Well, I know how to solve this problem: Iím gonna keep doing what I do while you continue doing what you do. The difference is Iím not going to give a fuck about you anymore.

 

And by the way, I donít understand people who donít understand the 5-star rating system. Remember that?

 

            1-star: you hated it

            2-stars: you didnít like it

            3-stars: you liked it a little

            4-stars: you liked it a lot

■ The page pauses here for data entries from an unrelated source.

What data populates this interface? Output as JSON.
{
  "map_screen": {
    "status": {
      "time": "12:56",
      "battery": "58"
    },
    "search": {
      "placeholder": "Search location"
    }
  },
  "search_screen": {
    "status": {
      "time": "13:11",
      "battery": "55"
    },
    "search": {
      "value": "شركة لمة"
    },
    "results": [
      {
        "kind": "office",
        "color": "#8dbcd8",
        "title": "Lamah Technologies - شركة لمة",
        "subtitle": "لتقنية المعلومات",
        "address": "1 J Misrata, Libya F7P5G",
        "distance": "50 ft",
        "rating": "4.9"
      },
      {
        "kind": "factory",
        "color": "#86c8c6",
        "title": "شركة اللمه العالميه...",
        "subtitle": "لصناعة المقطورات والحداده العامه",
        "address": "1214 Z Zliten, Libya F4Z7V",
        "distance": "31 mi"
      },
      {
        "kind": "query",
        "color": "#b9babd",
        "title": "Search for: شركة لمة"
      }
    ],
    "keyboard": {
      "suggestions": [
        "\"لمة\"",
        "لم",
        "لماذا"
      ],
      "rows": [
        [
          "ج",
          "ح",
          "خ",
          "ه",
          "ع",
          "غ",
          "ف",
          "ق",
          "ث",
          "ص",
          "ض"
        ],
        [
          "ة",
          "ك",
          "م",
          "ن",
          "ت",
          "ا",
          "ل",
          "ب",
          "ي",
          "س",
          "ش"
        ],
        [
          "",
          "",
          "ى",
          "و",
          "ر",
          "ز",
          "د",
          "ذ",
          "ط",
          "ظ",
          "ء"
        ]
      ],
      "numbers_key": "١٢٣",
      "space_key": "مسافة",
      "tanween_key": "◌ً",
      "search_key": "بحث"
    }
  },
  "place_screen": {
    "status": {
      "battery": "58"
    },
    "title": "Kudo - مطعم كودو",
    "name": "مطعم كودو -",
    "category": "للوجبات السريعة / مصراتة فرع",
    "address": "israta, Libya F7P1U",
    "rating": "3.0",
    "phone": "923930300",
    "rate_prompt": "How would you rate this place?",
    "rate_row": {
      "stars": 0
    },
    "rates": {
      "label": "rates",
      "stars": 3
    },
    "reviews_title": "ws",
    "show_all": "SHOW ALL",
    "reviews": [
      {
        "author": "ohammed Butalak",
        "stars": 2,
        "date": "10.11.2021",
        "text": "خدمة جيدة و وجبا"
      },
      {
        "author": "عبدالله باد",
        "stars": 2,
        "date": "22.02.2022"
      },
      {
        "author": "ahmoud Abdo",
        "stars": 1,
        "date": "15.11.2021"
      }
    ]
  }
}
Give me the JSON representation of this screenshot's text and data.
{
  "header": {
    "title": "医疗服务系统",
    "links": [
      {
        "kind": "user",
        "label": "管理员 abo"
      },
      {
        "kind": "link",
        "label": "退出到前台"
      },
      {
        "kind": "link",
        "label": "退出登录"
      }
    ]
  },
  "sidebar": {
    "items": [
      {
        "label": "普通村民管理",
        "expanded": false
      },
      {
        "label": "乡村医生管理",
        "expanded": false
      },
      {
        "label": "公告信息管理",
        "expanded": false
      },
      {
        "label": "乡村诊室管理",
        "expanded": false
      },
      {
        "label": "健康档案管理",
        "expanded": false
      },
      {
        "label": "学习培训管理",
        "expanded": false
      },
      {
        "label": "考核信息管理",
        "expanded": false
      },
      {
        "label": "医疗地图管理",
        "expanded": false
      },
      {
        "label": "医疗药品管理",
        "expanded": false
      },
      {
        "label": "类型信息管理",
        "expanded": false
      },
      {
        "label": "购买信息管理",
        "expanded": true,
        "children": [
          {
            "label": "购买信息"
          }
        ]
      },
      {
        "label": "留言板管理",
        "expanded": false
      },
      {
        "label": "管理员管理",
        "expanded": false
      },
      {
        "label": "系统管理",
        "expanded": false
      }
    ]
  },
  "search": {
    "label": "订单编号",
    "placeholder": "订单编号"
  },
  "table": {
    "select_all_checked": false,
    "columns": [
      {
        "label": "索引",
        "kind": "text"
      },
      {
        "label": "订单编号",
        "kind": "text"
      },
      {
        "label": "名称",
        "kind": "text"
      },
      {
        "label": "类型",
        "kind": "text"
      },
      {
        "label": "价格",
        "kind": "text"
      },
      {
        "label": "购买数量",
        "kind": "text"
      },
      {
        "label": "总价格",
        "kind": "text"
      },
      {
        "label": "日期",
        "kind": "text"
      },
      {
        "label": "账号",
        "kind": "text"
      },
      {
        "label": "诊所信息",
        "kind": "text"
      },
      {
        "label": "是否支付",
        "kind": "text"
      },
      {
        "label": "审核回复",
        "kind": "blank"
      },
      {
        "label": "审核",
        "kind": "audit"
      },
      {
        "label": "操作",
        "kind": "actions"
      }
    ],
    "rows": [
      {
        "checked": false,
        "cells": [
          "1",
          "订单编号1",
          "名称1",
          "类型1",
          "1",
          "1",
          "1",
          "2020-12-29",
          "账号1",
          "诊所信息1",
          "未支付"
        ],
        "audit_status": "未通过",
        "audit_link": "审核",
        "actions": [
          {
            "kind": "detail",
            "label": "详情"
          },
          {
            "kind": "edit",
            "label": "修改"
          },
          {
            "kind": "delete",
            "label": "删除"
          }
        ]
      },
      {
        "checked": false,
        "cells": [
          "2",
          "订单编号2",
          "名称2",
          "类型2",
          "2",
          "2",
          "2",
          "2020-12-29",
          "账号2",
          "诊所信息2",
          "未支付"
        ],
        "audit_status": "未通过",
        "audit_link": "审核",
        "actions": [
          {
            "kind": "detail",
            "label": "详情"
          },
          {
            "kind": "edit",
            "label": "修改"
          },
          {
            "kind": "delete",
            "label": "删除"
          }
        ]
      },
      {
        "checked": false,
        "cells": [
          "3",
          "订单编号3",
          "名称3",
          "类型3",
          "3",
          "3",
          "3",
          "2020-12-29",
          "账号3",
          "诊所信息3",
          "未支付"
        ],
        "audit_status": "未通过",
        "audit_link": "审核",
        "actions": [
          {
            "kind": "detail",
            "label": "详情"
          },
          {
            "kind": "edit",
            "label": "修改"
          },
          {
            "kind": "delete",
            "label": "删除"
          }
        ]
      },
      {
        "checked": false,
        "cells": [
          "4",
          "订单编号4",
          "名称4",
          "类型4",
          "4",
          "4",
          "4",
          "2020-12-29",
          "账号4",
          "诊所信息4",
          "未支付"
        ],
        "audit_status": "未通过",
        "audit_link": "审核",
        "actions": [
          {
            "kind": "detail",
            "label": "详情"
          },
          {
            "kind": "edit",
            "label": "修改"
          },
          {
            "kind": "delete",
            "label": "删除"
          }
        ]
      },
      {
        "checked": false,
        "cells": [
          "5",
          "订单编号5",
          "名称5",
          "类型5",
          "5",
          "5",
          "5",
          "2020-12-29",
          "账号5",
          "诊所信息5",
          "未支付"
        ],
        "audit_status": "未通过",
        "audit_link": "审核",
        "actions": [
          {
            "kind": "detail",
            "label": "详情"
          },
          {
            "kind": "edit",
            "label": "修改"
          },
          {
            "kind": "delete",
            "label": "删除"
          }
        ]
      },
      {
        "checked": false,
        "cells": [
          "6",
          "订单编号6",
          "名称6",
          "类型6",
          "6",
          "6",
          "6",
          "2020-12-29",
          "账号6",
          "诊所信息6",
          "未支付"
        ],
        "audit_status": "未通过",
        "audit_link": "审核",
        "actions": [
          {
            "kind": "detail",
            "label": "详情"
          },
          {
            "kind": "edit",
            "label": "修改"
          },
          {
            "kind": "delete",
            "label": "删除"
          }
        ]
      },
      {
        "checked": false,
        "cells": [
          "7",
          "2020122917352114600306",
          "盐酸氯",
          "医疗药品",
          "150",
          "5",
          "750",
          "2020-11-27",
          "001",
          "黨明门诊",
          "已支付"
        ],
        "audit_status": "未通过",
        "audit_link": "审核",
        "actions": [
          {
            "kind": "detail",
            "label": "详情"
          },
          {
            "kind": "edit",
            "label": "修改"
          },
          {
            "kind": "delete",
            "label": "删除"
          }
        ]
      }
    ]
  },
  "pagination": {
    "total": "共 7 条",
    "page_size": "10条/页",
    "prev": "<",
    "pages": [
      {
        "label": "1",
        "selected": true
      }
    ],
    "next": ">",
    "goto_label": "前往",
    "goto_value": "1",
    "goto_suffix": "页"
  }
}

            5-stars: you loved it

 

A lot of people write a negative review and make the comment that they would rate something lower than one star if they could or, even more annoying, bemoan Amazon for not allowing a zero-star rating. These are the dipshits for whom plusses and minuses for letter grades were invented in school. I mean, if Amazon wonít let you do zero stars itís not a conspiracy to make it seem like you enjoyed the book a teeny-tiny little bit. ďJesus Christ, Jim, this fucking guy goes on and on about how much he hates this book in his review but then he rates it 1-star. What a moron. Why didnít he rate it zero stars? Doesnít make sense to me.Ē Let me educate you as to why Amazon doesnít allow a rating of zero stars: By forcing you to choose a star rating of one through five, it means that the star rating canít be left blank by oversight. Get it? If they allowed zero stars how would anyone know if you missed rating it all together or if you actually did want to rate it zero stars? Itís ingenious because itís simple and people that complain about it or, worse, donít understand it should take their hands off the keyboard and just stick their thumbs back up their asses.

 

Copyright © 2013 John Lemut